Three to Be is proud of the new partnership we have formed with The Abilities Centre to bring a revolutionary machine to Durham Region. This is in line with our goal of giving kids with neurological disorders better access to their community, and that of The Abilities Centre to give people of all abilities access to life-changing equipment and technologies. The Solo Walk augments movement while allowing children who have never walked or are unable to stand on their own to participate in exercise, sport and social engagement.
Three to Be collaborates with Holland Bloorview to focus on our unified goal of improving the lives of kids with disabilities. Holland Bloorview is a global leader in applied research, teaching and learning, and client and family-centred care.
Holland Bloorview pioneers treatments, technologies, therapies and real-world programs that give children with disabilities the tools to participate fully in life.
Three to Be funded the purchase of the first-in-Canada Pediatric Lokomat* ($450,000CDN), a state-of-the-art piece of equipment at the centre of the Pediatric Robotics Therapy Clinical Research Study at Holland Bloorview Kids Rehabilitation Hospital.
The Pediatric Lokomat Pro is a cutting edge therapy device that provides support so a child can walk upright on a treadmill while using robotics to move their legs in a way that simulates walking. The Lokomat has the potential to extend therapy sessions for faster progress, shorten the length of hospital stays for inpatients, motivate patients with visualized performance feedback, and relieve physical strain on therapists. Recent studies show the developing brain is able to learn and ‘re-learn’ neuromuscular functions through task-specific repetitions and intensive practice, which is what the Lokomat is designed to facilitate.
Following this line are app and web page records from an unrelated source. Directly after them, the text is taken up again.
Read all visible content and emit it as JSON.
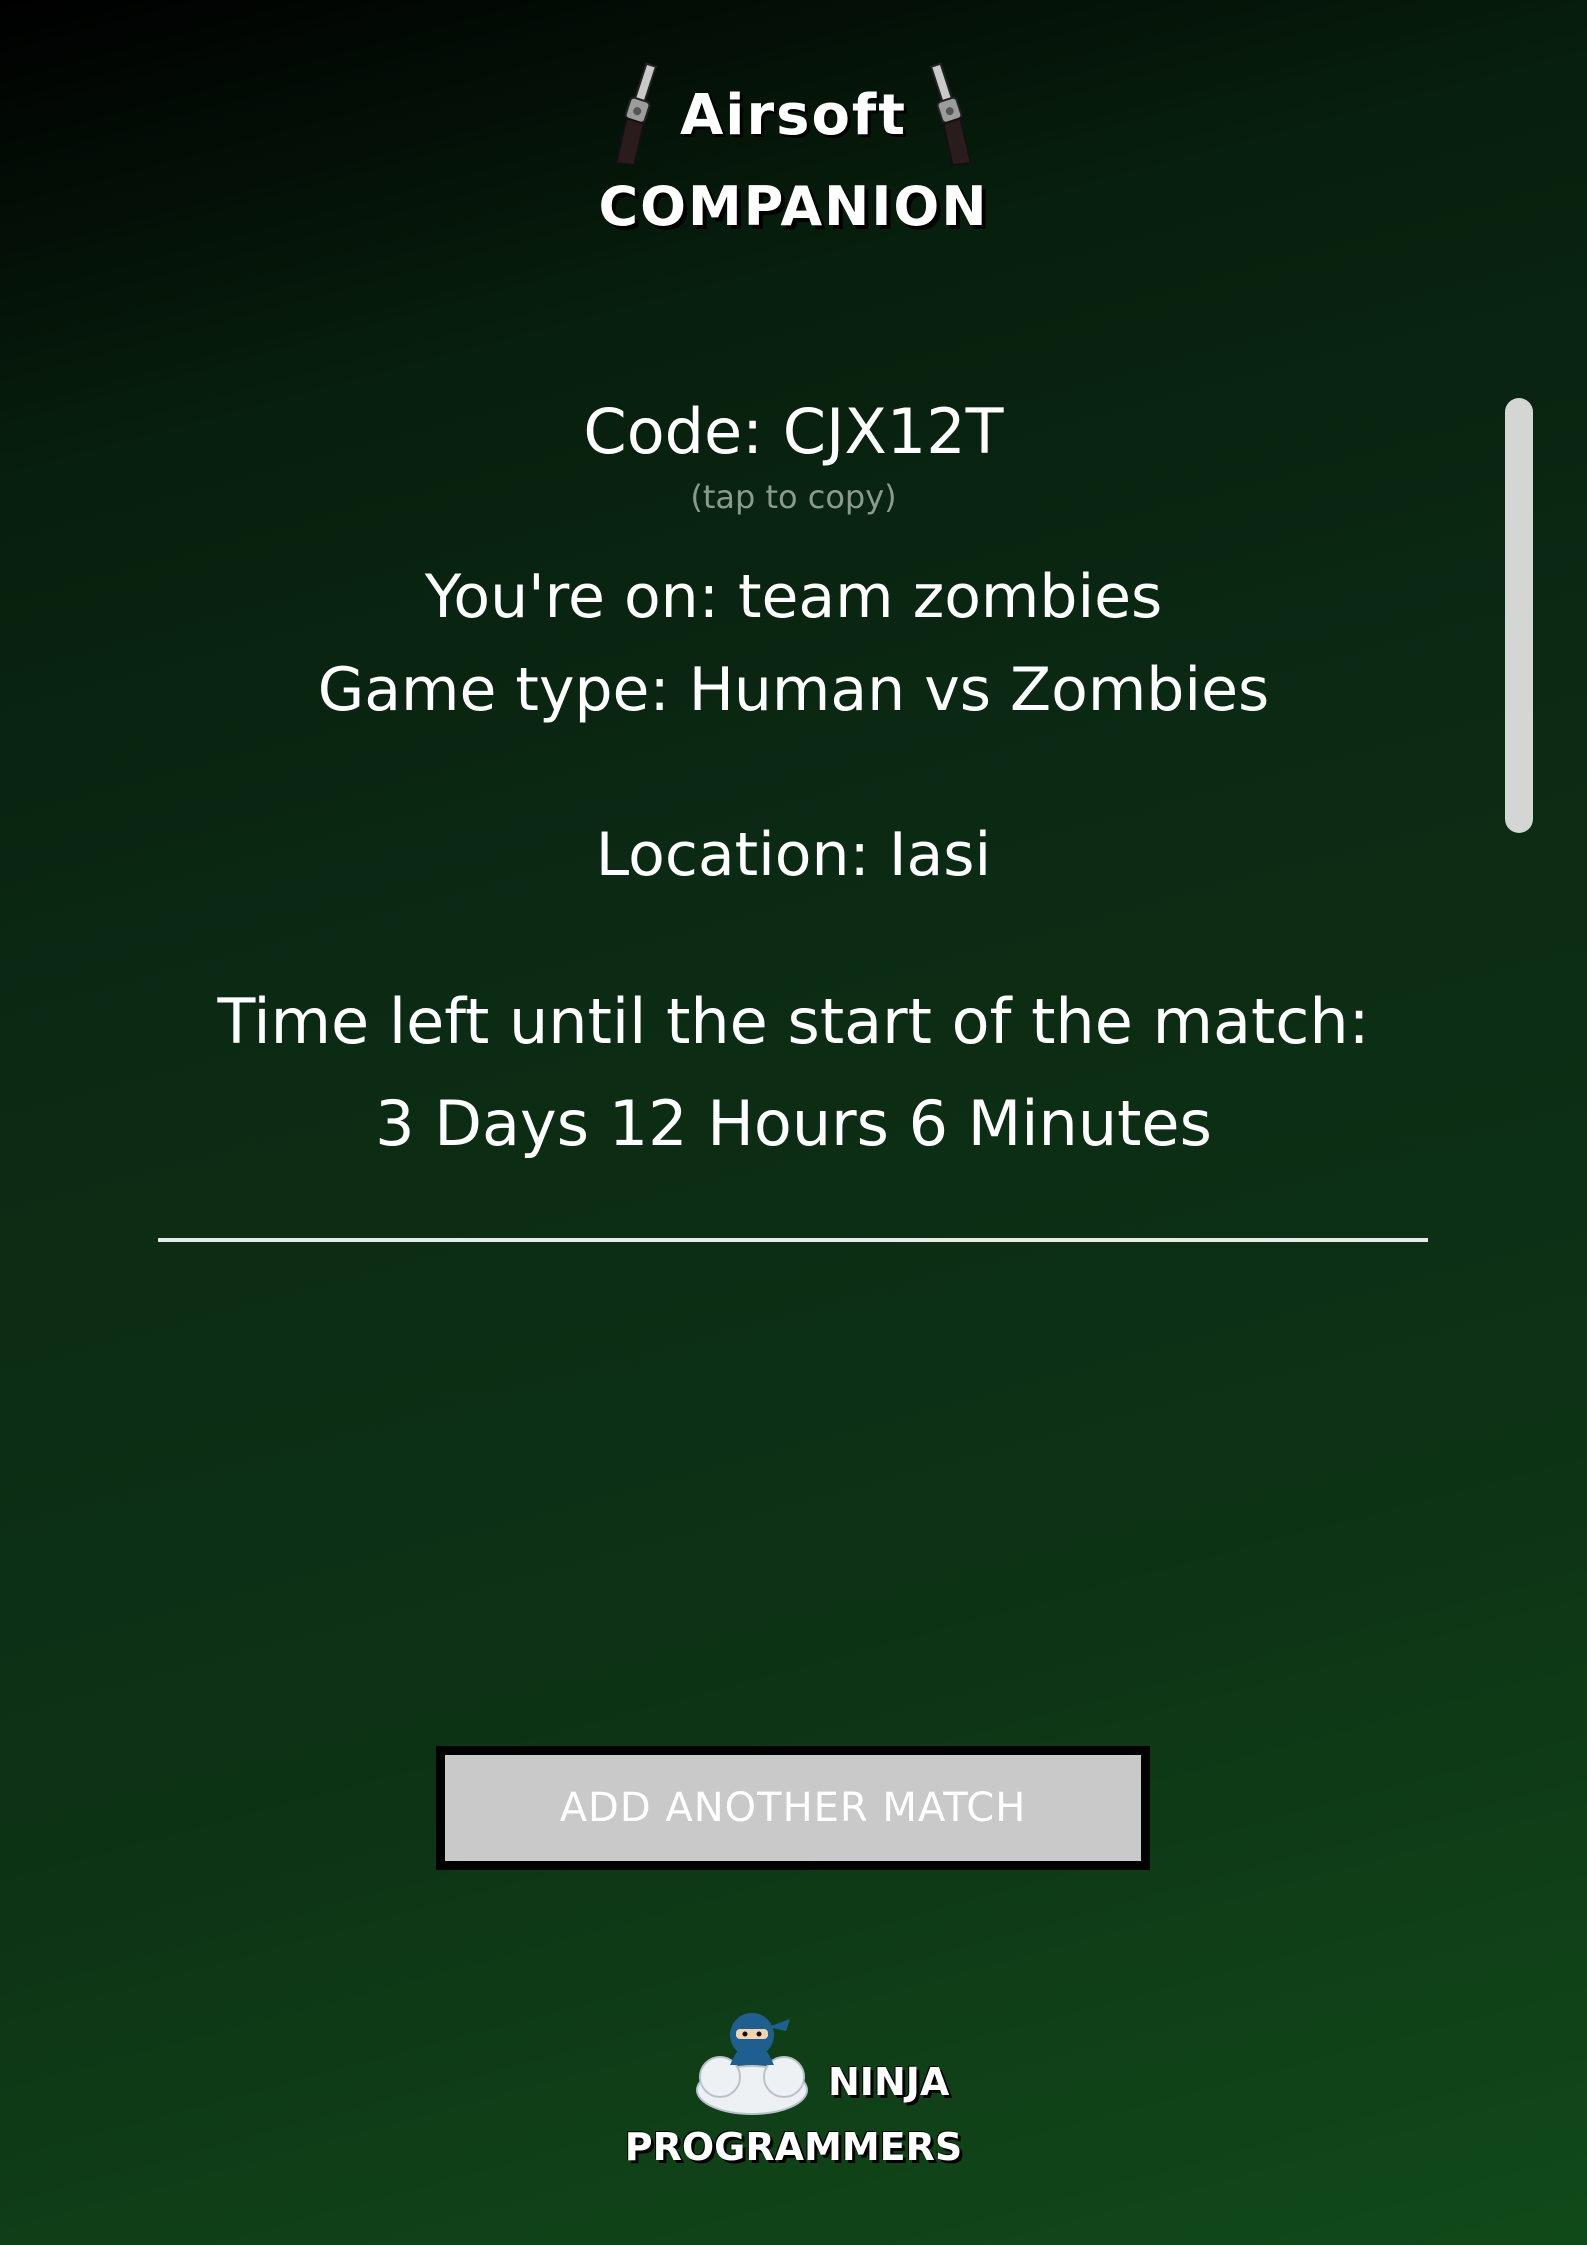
{
  "header": {
    "title": "Airsoft",
    "subtitle": "COMPANION"
  },
  "match": {
    "code_text": "Code: CJX12T",
    "copy_hint": "(tap to copy)",
    "team_text": "You're on: team zombies",
    "gametype_text": "Game type: Human vs Zombies",
    "location_text": "Location: Iasi",
    "timeleft_label": "Time left until the start of the match:",
    "timeleft_value": "3 Days 12 Hours 6 Minutes"
  },
  "actions": {
    "add_match_label": "ADD ANOTHER MATCH"
  },
  "footer": {
    "brand_line1": "NINJA",
    "brand_line2": "PROGRAMMERS"
  },
  "icons": {
    "left_revolver": "revolver-icon",
    "right_revolver": "revolver-icon",
    "footer_logo": "ninja-cloud-logo"
  },
  "colors": {
    "background_dark": "#000000",
    "background_green": "#114a19",
    "text": "#ffffff",
    "hint": "#8b9a8e",
    "button_bg": "#c8c9c8",
    "button_border": "#000000",
    "scrollbar": "#d4d6d4"
  }
}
Canada’s Strategy for Patient-Oriented Research (SPOR) is about ensuring that the right patient receives the right intervention at the right time.
Patient-oriented research refers to a continuum of research that engages patients as partners, focusses on patient-identified priorities and improves patient outcomes. This research, conducted by multidisciplinary teams in partnership with relevant stakeholders, aims to apply the knowledge generated to improve healthcare systems and practices.
The American Academy for Cerebral Palsy and Developmental Medicine (AACPDM) is an Academy of over 1,100 health professionals dedicated to providing multidisciplinary scientific education and promoting excellence in research and services for the benefit of people with and at risk for cerebral palsy and other childhood-onset disabilities.
Three to Be has been an active member of the Family Forum and Community Council at the annual AACPDM conference over the past 3 years. In 2016, Brenda Agnew (Director, PAL) delivered a presentation to delegates on the recent adaptation to the GMFCS scale for classification of cerebral palsy severity, for which she was a vocal advocate and instrumental in the change. We look forward to the conference being held in Montreal in September 2017 and our leadership role in the day-long family conference.
The CP Collaborative is a diverse and volunteer network of existing cerebral palsy related organizations who represent: individuals with CP, their families, caregivers, researchers, physicians and therapists.
“Three to Be, our neighbors to the north, based out of Toronto, Canada, have joined the CP Collaborative! We are thrilled to have them join forces with us to strengthen the unified voice for change for those impacted by cerebral palsy.”